▶ [EXERCISE INSTRUCTIONS]: The answer must consist of the records, repeated exactly.

[Data items]
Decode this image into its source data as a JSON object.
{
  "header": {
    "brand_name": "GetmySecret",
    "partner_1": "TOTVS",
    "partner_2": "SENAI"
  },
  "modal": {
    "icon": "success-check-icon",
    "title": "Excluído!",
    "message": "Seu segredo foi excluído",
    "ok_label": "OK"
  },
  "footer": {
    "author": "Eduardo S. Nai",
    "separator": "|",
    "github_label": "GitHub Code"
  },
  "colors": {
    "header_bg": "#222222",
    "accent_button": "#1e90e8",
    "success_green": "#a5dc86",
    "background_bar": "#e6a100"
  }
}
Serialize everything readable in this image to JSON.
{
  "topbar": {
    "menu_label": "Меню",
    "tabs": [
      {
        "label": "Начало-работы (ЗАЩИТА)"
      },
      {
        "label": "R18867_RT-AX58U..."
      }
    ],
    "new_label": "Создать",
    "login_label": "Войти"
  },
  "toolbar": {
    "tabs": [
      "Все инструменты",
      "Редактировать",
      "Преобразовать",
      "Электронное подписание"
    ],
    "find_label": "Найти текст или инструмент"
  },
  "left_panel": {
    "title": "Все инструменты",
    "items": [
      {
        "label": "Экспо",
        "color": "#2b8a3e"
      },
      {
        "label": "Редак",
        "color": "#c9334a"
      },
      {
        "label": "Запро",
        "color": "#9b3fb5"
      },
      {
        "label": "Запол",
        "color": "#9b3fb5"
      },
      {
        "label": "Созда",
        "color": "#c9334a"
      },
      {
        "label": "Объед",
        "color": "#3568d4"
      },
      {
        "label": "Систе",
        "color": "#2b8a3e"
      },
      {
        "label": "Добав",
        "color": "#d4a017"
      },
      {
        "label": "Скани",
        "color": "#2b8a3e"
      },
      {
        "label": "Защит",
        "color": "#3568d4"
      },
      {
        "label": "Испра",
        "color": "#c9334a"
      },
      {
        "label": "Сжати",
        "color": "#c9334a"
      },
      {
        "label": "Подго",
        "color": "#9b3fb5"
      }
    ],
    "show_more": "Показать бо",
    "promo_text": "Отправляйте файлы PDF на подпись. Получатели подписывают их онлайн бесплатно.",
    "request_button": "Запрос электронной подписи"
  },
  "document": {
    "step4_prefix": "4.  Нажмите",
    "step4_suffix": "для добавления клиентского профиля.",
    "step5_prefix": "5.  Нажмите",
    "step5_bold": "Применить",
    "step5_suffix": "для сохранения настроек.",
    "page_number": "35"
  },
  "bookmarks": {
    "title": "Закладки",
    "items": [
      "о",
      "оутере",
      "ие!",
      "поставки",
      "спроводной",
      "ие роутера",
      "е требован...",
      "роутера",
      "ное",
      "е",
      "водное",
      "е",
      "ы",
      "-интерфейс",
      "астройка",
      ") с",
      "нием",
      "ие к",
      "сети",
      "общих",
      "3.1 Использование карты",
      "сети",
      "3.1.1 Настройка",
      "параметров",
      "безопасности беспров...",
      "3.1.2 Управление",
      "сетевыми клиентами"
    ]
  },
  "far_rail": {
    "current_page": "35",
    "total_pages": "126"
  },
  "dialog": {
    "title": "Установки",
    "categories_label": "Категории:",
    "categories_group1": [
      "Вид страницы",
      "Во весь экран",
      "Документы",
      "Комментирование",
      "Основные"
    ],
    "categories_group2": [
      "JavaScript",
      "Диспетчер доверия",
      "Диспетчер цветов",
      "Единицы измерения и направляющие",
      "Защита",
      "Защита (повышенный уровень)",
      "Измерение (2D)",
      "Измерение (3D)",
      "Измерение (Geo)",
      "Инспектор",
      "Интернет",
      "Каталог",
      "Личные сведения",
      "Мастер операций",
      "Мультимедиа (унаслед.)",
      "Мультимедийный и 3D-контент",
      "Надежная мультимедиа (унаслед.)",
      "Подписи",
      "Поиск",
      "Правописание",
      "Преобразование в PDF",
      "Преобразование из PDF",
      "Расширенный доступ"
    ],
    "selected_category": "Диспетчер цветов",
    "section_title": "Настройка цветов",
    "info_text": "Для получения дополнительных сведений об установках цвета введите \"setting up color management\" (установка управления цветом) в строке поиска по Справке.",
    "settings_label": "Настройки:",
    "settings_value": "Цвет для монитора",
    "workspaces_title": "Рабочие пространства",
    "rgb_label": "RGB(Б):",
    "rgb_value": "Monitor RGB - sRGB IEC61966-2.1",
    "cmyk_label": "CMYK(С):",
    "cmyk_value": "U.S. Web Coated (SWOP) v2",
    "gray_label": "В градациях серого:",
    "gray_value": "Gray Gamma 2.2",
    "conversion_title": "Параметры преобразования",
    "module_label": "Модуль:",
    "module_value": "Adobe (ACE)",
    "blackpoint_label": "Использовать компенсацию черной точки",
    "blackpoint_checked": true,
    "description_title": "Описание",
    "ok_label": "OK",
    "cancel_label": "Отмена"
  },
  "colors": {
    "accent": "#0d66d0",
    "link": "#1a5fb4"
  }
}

▶ [ANSWER TO THIS EXERCISE]:
Decode this image into its source data as a JSON object.
{
  "header": {
    "brand_name": "GetmySecret",
    "partner_1": "TOTVS",
    "partner_2": "SENAI"
  },
  "modal": {
    "icon": "success-check-icon",
    "title": "Excluído!",
    "message": "Seu segredo foi excluído",
    "ok_label": "OK"
  },
  "footer": {
    "author": "Eduardo S. Nai",
    "separator": "|",
    "github_label": "GitHub Code"
  },
  "colors": {
    "header_bg": "#222222",
    "accent_button": "#1e90e8",
    "success_green": "#a5dc86",
    "background_bar": "#e6a100"
  }
}
Serialize everything readable in this image to JSON.
{
  "topbar": {
    "menu_label": "Меню",
    "tabs": [
      {
        "label": "Начало-работы (ЗАЩИТА)"
      },
      {
        "label": "R18867_RT-AX58U..."
      }
    ],
    "new_label": "Создать",
    "login_label": "Войти"
  },
  "toolbar": {
    "tabs": [
      "Все инструменты",
      "Редактировать",
      "Преобразовать",
      "Электронное подписание"
    ],
    "find_label": "Найти текст или инструмент"
  },
  "left_panel": {
    "title": "Все инструменты",
    "items": [
      {
        "label": "Экспо",
        "color": "#2b8a3e"
      },
      {
        "label": "Редак",
        "color": "#c9334a"
      },
      {
        "label": "Запро",
        "color": "#9b3fb5"
      },
      {
        "label": "Запол",
        "color": "#9b3fb5"
      },
      {
        "label": "Созда",
        "color": "#c9334a"
      },
      {
        "label": "Объед",
        "color": "#3568d4"
      },
      {
        "label": "Систе",
        "color": "#2b8a3e"
      },
      {
        "label": "Добав",
        "color": "#d4a017"
      },
      {
        "label": "Скани",
        "color": "#2b8a3e"
      },
      {
        "label": "Защит",
        "color": "#3568d4"
      },
      {
        "label": "Испра",
        "color": "#c9334a"
      },
      {
        "label": "Сжати",
        "color": "#c9334a"
      },
      {
        "label": "Подго",
        "color": "#9b3fb5"
      }
    ],
    "show_more": "Показать бо",
    "promo_text": "Отправляйте файлы PDF на подпись. Получатели подписывают их онлайн бесплатно.",
    "request_button": "Запрос электронной подписи"
  },
  "document": {
    "step4_prefix": "4.  Нажмите",
    "step4_suffix": "для добавления клиентского профиля.",
    "step5_prefix": "5.  Нажмите",
    "step5_bold": "Применить",
    "step5_suffix": "для сохранения настроек.",
    "page_number": "35"
  },
  "bookmarks": {
    "title": "Закладки",
    "items": [
      "о",
      "оутере",
      "ие!",
      "поставки",
      "спроводной",
      "ие роутера",
      "е требован...",
      "роутера",
      "ное",
      "е",
      "водное",
      "е",
      "ы",
      "-интерфейс",
      "астройка",
      ") с",
      "нием",
      "ие к",
      "сети",
      "общих",
      "3.1 Использование карты",
      "сети",
      "3.1.1 Настройка",
      "параметров",
      "безопасности беспров...",
      "3.1.2 Управление",
      "сетевыми клиентами"
    ]
  },
  "far_rail": {
    "current_page": "35",
    "total_pages": "126"
  },
  "dialog": {
    "title": "Установки",
    "categories_label": "Категории:",
    "categories_group1": [
      "Вид страницы",
      "Во весь экран",
      "Документы",
      "Комментирование",
      "Основные"
    ],
    "categories_group2": [
      "JavaScript",
      "Диспетчер доверия",
      "Диспетчер цветов",
      "Единицы измерения и направляющие",
      "Защита",
      "Защита (повышенный уровень)",
      "Измерение (2D)",
      "Измерение (3D)",
      "Измерение (Geo)",
      "Инспектор",
      "Интернет",
      "Каталог",
      "Личные сведения",
      "Мастер операций",
      "Мультимедиа (унаслед.)",
      "Мультимедийный и 3D-контент",
      "Надежная мультимедиа (унаслед.)",
      "Подписи",
      "Поиск",
      "Правописание",
      "Преобразование в PDF",
      "Преобразование из PDF",
      "Расширенный доступ"
    ],
    "selected_category": "Диспетчер цветов",
    "section_title": "Настройка цветов",
    "info_text": "Для получения дополнительных сведений об установках цвета введите \"setting up color management\" (установка управления цветом) в строке поиска по Справке.",
    "settings_label": "Настройки:",
    "settings_value": "Цвет для монитора",
    "workspaces_title": "Рабочие пространства",
    "rgb_label": "RGB(Б):",
    "rgb_value": "Monitor RGB - sRGB IEC61966-2.1",
    "cmyk_label": "CMYK(С):",
    "cmyk_value": "U.S. Web Coated (SWOP) v2",
    "gray_label": "В градациях серого:",
    "gray_value": "Gray Gamma 2.2",
    "conversion_title": "Параметры преобразования",
    "module_label": "Модуль:",
    "module_value": "Adobe (ACE)",
    "blackpoint_label": "Использовать компенсацию черной точки",
    "blackpoint_checked": true,
    "description_title": "Описание",
    "ok_label": "OK",
    "cancel_label": "Отмена"
  },
  "colors": {
    "accent": "#0d66d0",
    "link": "#1a5fb4"
  }
}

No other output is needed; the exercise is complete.